Two historic house exhibitions to open 

WINSTON-SALEM, N.C. (Mar. 14, 2022)—Two historic house exhibitions will open at Reynolda House Museum of American Art in March and April. Substrata: the spirit of collage in 76 years of art will be on display in the West Bedroom Gallery from Mar. 18 until Jul. 31, and Louise Nevelson: Architect of Light and Shadow runs Apr. 22 through Sept. 18 and is in the Northwest Bedroom Gallery.

Substrata: the spirit of collage in 76 years of art examines the influence of collage. Beginning in 1912, Pablo Picasso, Georges Braque and Juan Gris were the first artists to explore collage in a self-consciously modern way, in relation to both the history of art and to the culture of their time. Their Cubist collages were a radical break with the “window on the world” depictions of Renaissance painting. But after the Cubists’ defiant, “punk” attitude of those early years, they returned to painting.

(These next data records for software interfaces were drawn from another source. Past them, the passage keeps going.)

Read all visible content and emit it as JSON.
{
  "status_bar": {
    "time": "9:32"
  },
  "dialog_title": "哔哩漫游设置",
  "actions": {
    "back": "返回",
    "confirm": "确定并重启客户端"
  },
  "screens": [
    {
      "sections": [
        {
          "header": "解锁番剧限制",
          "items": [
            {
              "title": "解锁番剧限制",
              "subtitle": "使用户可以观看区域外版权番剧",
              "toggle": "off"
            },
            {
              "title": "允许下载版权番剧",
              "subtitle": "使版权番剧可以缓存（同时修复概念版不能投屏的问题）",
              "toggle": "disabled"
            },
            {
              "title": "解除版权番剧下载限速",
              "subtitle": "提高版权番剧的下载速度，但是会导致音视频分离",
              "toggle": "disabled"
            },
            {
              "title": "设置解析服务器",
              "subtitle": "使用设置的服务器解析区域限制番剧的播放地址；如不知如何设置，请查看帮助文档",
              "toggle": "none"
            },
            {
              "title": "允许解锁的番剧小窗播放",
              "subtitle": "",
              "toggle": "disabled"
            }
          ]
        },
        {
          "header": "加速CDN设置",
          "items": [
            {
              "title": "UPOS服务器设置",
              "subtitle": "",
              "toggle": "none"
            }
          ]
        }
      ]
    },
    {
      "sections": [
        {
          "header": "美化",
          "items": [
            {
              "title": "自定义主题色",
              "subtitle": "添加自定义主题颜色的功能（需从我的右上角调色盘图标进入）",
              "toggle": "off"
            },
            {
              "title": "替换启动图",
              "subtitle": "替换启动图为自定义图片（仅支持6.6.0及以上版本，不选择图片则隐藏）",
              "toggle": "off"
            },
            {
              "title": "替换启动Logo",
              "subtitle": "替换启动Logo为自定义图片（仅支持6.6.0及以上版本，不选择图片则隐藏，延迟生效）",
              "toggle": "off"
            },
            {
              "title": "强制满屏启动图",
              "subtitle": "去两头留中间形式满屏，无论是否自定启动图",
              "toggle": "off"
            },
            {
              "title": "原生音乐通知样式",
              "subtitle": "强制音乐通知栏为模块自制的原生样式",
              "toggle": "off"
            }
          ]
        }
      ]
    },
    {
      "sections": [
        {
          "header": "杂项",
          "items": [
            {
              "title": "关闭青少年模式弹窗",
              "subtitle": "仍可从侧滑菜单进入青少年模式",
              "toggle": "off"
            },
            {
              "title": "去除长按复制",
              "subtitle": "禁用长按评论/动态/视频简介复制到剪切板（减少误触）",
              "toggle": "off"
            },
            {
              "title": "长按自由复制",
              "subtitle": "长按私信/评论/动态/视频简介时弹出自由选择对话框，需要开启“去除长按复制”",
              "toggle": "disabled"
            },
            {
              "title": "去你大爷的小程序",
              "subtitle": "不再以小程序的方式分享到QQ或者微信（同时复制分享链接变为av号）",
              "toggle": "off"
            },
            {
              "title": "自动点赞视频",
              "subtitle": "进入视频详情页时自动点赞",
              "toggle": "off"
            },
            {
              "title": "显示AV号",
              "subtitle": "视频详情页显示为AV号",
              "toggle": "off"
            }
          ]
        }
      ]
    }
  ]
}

With select works from Reynolda’s collection and several borrowed ones, substrata seeks to “peel back” some of their layers to see how collage, as an artistic approach, has formed the basis for artworks that are not collages. The exhibition includes work by Robert Motherwell, Romare Bearden, Robert Rauschenberg, Stuart Davis and Jasper Johns among others. Substrata has been curated by Paul Bright, Director of Art Galleries and Programming at Wake Forest University Art Galleries and Collections.

The Louise Nevelson exhibition was curated by Dr. Jennifer Finkel, the Acquavella Curator of Collections at Wake Forest University. In addition to works from Reynolda’s collection, the exhibition will include artworks from Wake Forest University’s art collection, the Weatherspoon Art Museum and two private collections.

Sculptor Louise Nevelson (1899–1988) described her artistic goals in this way: “My total conscious search in life has been for a new seeing, a new image, a new insight. This search not only includes the object, but the in-between places, the dawns and dusks, the objective world, the heavenly spheres, the places between the land and the sea.” This statement captures Nevelson’s strikingly personal iconography—often centered around celestial or earthly bodies or phenomena such as moons, night, dusk, dawn, tides, skies, rain, light, wind, shadows, and stars—as well as her interest in structure, exploring, in her large-scale wooden assemblage pieces, the “in-between places.”

Louise Nevelson: Architect of Light and Shadow is made possible in part by The Robert and Constance Emken Fund of the Winston-Salem Foundation and Richard D. Pardue in honor of Barbara Babcock Millhouse.

Hours and Admission 
Reynolda House Museum of American Art, located at 2250 Reynolda Rd., is open to visitors Tuesday-Saturday from 9:30 a.m. to 4:30 p.m. and Sunday from 1:30 to 4:30 p.m.

Admission is charged. Museum members, children 18 and under, students, active or retired military personnel with ID, EBT cardholders, employees of Wake Forest University and Wake Forest Baptist Medical Center with valid ID receive free admission to the Museum. Passes to Reynolda House in English and Spanish are also available to check out from every branch of the Forsyth County Public Library free of charge. View all free admission opportunities.

Reynolda Gardens is open from dawn to dusk daily free of charge. The Greenhouse is currently closed. Reynolda Village merchant hours vary. No ticket is needed to shop at the Reynolda House Museum store. Explore for more information.

About Reynolda
Reynolda is set on 170 acres in Winston-Salem, N.C. and comprises Reynolda House Museum of American Art, Reynolda Gardens and Reynolda Village Shops and Restaurants. The Museum presents a renowned art collection in a historic and incomparable setting: the original 1917 interiors of Katharine and R. J. Reynolds’s 34,000-square-foot home. Its collection is a chronology of American art and featured exhibitions are offered in the Museum’s Babcock Wing Gallery and historic house bedrooms. The Gardens serve as a 134-acre outdoor horticultural oasis open to the public year-round, complete with colorful formal gardens, nature trails and a greenhouse. In the Village, the estate’s historic buildings are now home to a vibrant mix of boutiques, restaurants, shops and services. Plan your visit at and use the free mobile app Reynolda Revealed to self-tour the estate. 


Media Contact:
Steve Bumgarner
336-722-9660 (office)
336-403-0955 (mobile)